Prior to Season 3 of “Star Trek: Picard,” very little was known about what happened to Dr. Beverly Crusher after she left the USS Enterprise.
While previous seasons of “Picard” provided updates on Data, Will Riker and Deanna Troi, it had been over 20+ years since anyone — characters or viewers alike — had seen Crusher.
The third season of “Picard” filled in that two-decade gap: Beverly had a son, Jack Crusher. She chose not to tell his father of hers, Jean-Luc Picard, out of fear Picard’s enemies would come after him. Eventually, they did, and Beverly was fatally injured, not before disintegrating a few aliens with a phaser rifle and sending out a distress call in the season opener.
She would be rescued by her former captain/lover, but in the series finale, the tables turned. With both Jack and Jean-Luc trapped aboard the Borg cube, along with Riker and Worf, Beverly takes control of the tactical station.
Warning: This post contains spoilers from the series finale of “Star Trek: Picard” titled “The Last Generation.” Proceed with caution.
Because the Enterprise weapon systems aren’t fully operational, Beverly must manually fire upon the cube. She does, unleashing a torrent of perfectly targeted phaser blasts and photon torpedoes in one of the most spectacular battle sequences in “Trek” history.
Her deadly accuracy wins silent admiration from crewmates Geordi LaForge, Data and Deanna Troi.
“A lot’s happened in the last 20 years,” Beverly replies coolly after they all turn and look at her.
The Wrap caught up with Gates McFadden at the “Picard” finale on Wednesday to discuss Beverly’s Borg-blasting scene in the finale.
“You know, it was really great,” McFadden responded when asked about Beverly going into mama bear mode. I think that [showrunner] Terry [Matalas] really saw a much more three-dimensional Beverly Crusher, which is why I wanted to sign on and do it. I feel he honored all of our characters so beautifully.”
“It was tremendous: tremendous opportunity, tremendous joy, I really had a blast,” she added.
Brent Spiner’s Data also has his own action moment in the finale.
Realizing the beacon they need to destroy is in the heart of the cube, Data offers to pilot the Enterprise through the cube interior and blow it up from the inside, Luke Skywalker-style.
“Data, it’s impossible,” LeVar Burton’s La Forge laments.
“I’ve got this, Geordi,” Data replies, and proceeds to fly the Enterprise through the cube like a mouse working its way through a maze.
With the ship zigging and zagging its way to the cube’s center, the actors had to coordinate leaning in the same direction—stunt work they had to do back in their “Next Generation” days.
“That was, you know, a piece of cake,” Spiner said. “We knew it in our bodies. We’ve done it so many times. And it was really just another day at the office as far as I was concerned.”

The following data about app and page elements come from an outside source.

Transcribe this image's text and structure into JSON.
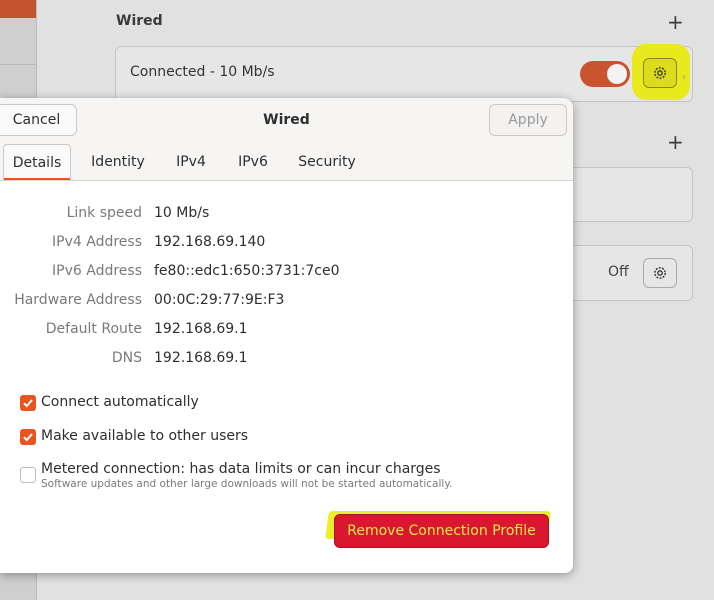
{
  "background": {
    "section_title": "Wired",
    "connection_label": "Connected - 10 Mb/s",
    "toggle_on": true,
    "second_card_status": "Off",
    "accent_color": "#e95420"
  },
  "dialog": {
    "title": "Wired",
    "cancel_label": "Cancel",
    "apply_label": "Apply",
    "tabs": [
      {
        "label": "Details",
        "active": true
      },
      {
        "label": "Identity",
        "active": false
      },
      {
        "label": "IPv4",
        "active": false
      },
      {
        "label": "IPv6",
        "active": false
      },
      {
        "label": "Security",
        "active": false
      }
    ],
    "details": [
      {
        "label": "Link speed",
        "value": "10 Mb/s"
      },
      {
        "label": "IPv4 Address",
        "value": "192.168.69.140"
      },
      {
        "label": "IPv6 Address",
        "value": "fe80::edc1:650:3731:7ce0"
      },
      {
        "label": "Hardware Address",
        "value": "00:0C:29:77:9E:F3"
      },
      {
        "label": "Default Route",
        "value": "192.168.69.1"
      },
      {
        "label": "DNS",
        "value": "192.168.69.1"
      }
    ],
    "checkboxes": [
      {
        "label": "Connect automatically",
        "checked": true
      },
      {
        "label": "Make available to other users",
        "checked": true
      },
      {
        "label": "Metered connection: has data limits or can incur charges",
        "sublabel": "Software updates and other large downloads will not be started automatically.",
        "checked": false
      }
    ],
    "remove_label": "Remove Connection Profile",
    "remove_color": "#d9182f",
    "highlight_color": "#e9ea1e"
  }
}
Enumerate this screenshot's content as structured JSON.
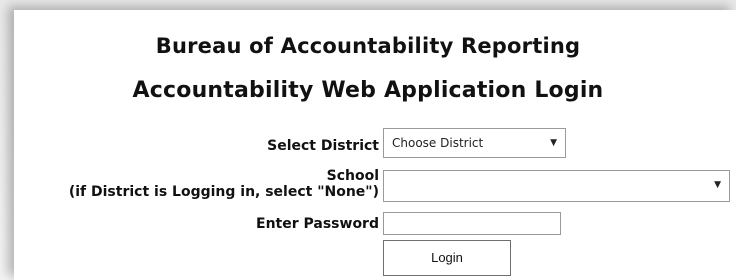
{
  "header": {
    "title_line1": "Bureau of Accountability Reporting",
    "title_line2": "Accountability Web Application Login"
  },
  "form": {
    "district_label": "Select District",
    "district_value": "Choose District",
    "school_label": "School",
    "school_sublabel": "(if District is Logging in, select \"None\")",
    "school_value": "",
    "password_label": "Enter Password",
    "password_value": "",
    "login_label": "Login",
    "dropdown_caret": "▼"
  }
}
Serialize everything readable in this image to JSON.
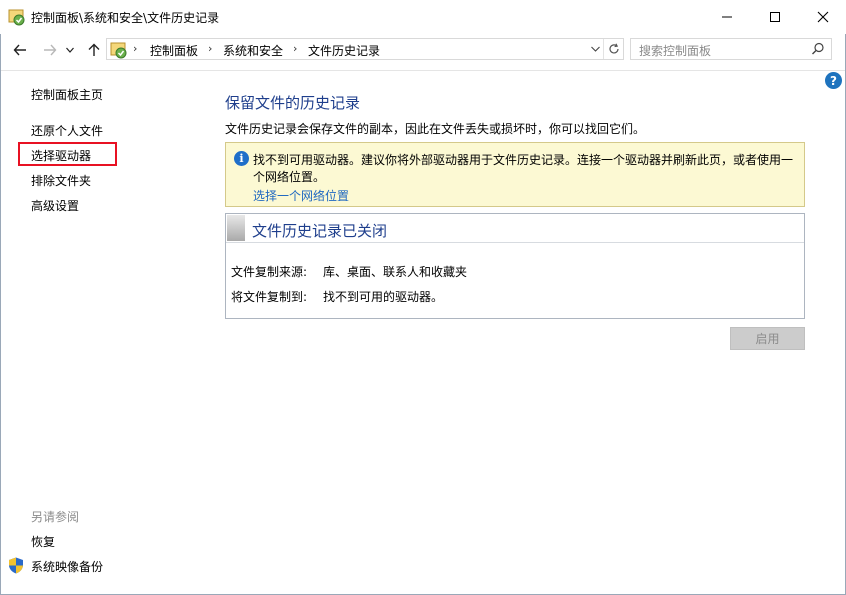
{
  "window": {
    "title": "控制面板\\系统和安全\\文件历史记录"
  },
  "address": {
    "crumbs": [
      "控制面板",
      "系统和安全",
      "文件历史记录"
    ]
  },
  "search": {
    "placeholder": "搜索控制面板"
  },
  "sidebar": {
    "home": "控制面板主页",
    "items": [
      "还原个人文件",
      "选择驱动器",
      "排除文件夹",
      "高级设置"
    ],
    "see_also_title": "另请参阅",
    "see_also_items": [
      "恢复",
      "系统映像备份"
    ]
  },
  "main": {
    "title": "保留文件的历史记录",
    "description": "文件历史记录会保存文件的副本，因此在文件丢失或损坏时，你可以找回它们。",
    "warning": {
      "line1": "找不到可用驱动器。建议你将外部驱动器用于文件历史记录。连接一个驱动器并刷新此页，或者使用一",
      "line2": "个网络位置。",
      "link": "选择一个网络位置"
    },
    "status": {
      "title": "文件历史记录已关闭",
      "copy_from_label": "文件复制来源:",
      "copy_from_value": "库、桌面、联系人和收藏夹",
      "copy_to_label": "将文件复制到:",
      "copy_to_value": "找不到可用的驱动器。"
    },
    "enable_button": "启用"
  },
  "colors": {
    "heading": "#1e3e8c",
    "link": "#1f68c1",
    "warning_bg": "#fcf9d3",
    "highlight": "#e81123",
    "help": "#1e73be"
  },
  "icons": [
    "control-panel-icon",
    "minimize-icon",
    "maximize-icon",
    "close-icon",
    "back-arrow-icon",
    "forward-arrow-icon",
    "chevron-down-icon",
    "up-arrow-icon",
    "refresh-icon",
    "search-icon",
    "help-icon",
    "info-icon",
    "shield-icon"
  ]
}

One thing he did have to practice was swinging out the console to take his seat at the Enterprise helm.
“I had to practice it a couple of times, because it had only been, you know, 25 years or so since I’d done it. But the people who created that set did such a great job, and that it was thrilling,” he admitted.
“But the most poignant moment was walking onto the bridge, all of us together, and it looked exactly the same.”
All episodes of “Star Trek: Picard” are now streaming on Paramount+.